• Welcome to BirdForum, the internet's largest birding community with thousands of members from all over the world. The forums are dedicated to wild birds, birding, binoculars and equipment and all that goes with it.

    Please register for an account to take part in the discussions in the forum, post your pictures in the gallery and more.
ZEISS DTI thermal imaging cameras. For more discoveries at night, and during the day.

Search results

  1. B

    Different scope for birds and for stars?

    I am talking about serious observers who contribute very regularly to serious organisations. The majority of owners of telescopes probably use diagonals. There are perhaps one hundred serious observers in the U.K. , maybe one thousand worldwide. I have nothing against people who have...
  2. B

    Different scope for birds and for stars?

    Presumably someone will have a telescope and let you look through it at Jupiter. I visited La Palma to see comet Halley and also Tenerife. It was so dark in Tenerife that I nearly fell into the caldera besides the observatory. So if really dark, be careful. I took a Celestron 5 in carry on...
  3. B

    Different scope for birds and for stars?

    sbpbirder. First Light Optics have a range of 1.25 inch fit multicoated Plossls 52 degree view. £20 and £29. I have not used these, but with a Barlow these should be quite good and inexpensive. They say, best with f/6 or slower scopes, but maybe O.K. at f/5.5 without a Barlow. Regards, B.
  4. B

    Different scope for birds and for stars?

    Post #16. Dear Mark. No, I am talking about refractors, Dall Kirkham, and Maksutovs. I was pretty flexible, and as I said planets in the U.K. are on average at a maximum elevation of under 40 degrees. In Finland an average maximum of 30 degrees. I looked straight through. The 12.5 inch Dall...
  5. B

    Different scope for birds and for stars?

    It doesn't make it better, but gives a wider range. The magnification can be increased by using either short focus astro eyepieces or a Barlow lens. With a Barlow, because the focal ratio of the objective is longer, say f/11 instead of f/5.5 simple eyepieces work, but have smaller fields. I...
  6. B

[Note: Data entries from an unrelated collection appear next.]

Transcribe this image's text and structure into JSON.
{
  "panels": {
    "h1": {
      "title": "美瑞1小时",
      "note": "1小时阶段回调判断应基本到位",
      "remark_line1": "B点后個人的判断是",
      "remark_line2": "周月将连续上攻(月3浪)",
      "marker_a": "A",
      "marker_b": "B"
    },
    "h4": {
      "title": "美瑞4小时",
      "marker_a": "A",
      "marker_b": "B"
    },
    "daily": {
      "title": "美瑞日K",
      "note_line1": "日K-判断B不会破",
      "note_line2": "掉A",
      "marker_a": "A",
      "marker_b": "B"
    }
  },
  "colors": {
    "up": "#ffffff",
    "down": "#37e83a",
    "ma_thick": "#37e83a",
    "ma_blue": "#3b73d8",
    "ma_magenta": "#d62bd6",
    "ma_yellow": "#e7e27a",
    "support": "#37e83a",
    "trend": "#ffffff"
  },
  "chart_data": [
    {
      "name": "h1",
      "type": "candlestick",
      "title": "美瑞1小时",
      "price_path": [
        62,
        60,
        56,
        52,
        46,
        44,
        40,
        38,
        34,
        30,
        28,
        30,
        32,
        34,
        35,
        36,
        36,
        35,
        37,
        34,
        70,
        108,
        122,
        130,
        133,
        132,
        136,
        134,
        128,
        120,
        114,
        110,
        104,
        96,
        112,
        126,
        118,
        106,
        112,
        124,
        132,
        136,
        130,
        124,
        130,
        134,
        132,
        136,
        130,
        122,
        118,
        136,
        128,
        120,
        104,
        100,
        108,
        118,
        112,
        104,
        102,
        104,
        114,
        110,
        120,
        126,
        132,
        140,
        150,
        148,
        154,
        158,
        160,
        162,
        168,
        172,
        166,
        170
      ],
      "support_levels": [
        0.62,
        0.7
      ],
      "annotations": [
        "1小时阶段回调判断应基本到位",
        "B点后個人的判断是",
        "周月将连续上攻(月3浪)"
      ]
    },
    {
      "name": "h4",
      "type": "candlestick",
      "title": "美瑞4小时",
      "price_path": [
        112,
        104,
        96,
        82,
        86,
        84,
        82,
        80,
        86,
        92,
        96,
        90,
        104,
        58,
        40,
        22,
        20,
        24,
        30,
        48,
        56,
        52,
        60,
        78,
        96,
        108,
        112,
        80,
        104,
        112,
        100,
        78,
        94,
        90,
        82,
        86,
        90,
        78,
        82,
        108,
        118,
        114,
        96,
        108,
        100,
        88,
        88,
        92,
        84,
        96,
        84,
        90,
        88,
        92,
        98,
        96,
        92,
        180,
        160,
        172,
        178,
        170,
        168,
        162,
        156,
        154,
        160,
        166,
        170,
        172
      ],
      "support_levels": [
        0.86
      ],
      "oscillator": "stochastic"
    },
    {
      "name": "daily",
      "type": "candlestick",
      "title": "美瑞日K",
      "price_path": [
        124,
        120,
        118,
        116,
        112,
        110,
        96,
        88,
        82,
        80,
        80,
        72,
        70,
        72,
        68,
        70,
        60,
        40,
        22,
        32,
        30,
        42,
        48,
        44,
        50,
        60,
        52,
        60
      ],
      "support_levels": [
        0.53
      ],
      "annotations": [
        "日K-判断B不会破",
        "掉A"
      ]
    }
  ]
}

    Different scope for birds and for stars?

    A Barlow lens is a negative lens, usually a doublet, that increases the focal length of the objective. It fits near the eyepiece. Often 2x or 3x but can be 5x. This increases the magnification by 2x, 3x or 5x, but it depends on the position of the Barlow. A 2x to 3x Barlow just works by having...
  7. B

    Different scope for birds and for stars?

    Most active visual astronomers in the U.K. don't use diagonals or prisms, but view inverted. I rarely used a 90 degree mirror. The average maximum elevation of a planet in the U.K. is less than 40 degrees. It makes no difference to me whether the view is inverted or direct, and the normal...
  8. B

    Different scope for birds and for stars?

    A bird scope is small, light and short so it can be carried around maybe for miles. An astro scope is usually heavier, longer and larger and needs a heavier tripod. An astro scope can weigh 50kg to 100kg to tonnes. A spotting scope is usually one to 3kg or 4kg. The downside is that the...
  9. B

    Different scope for birds and for stars?

    Stars covers numerous objects. So, it depends what you mean and also what experience you have. The main thing for astro objects is a dark location. The telescope is secondary. Any spotting scope enhances the visibility of stars. But astro scopes, as mentioned, are usually not waterproof and...
Back
Top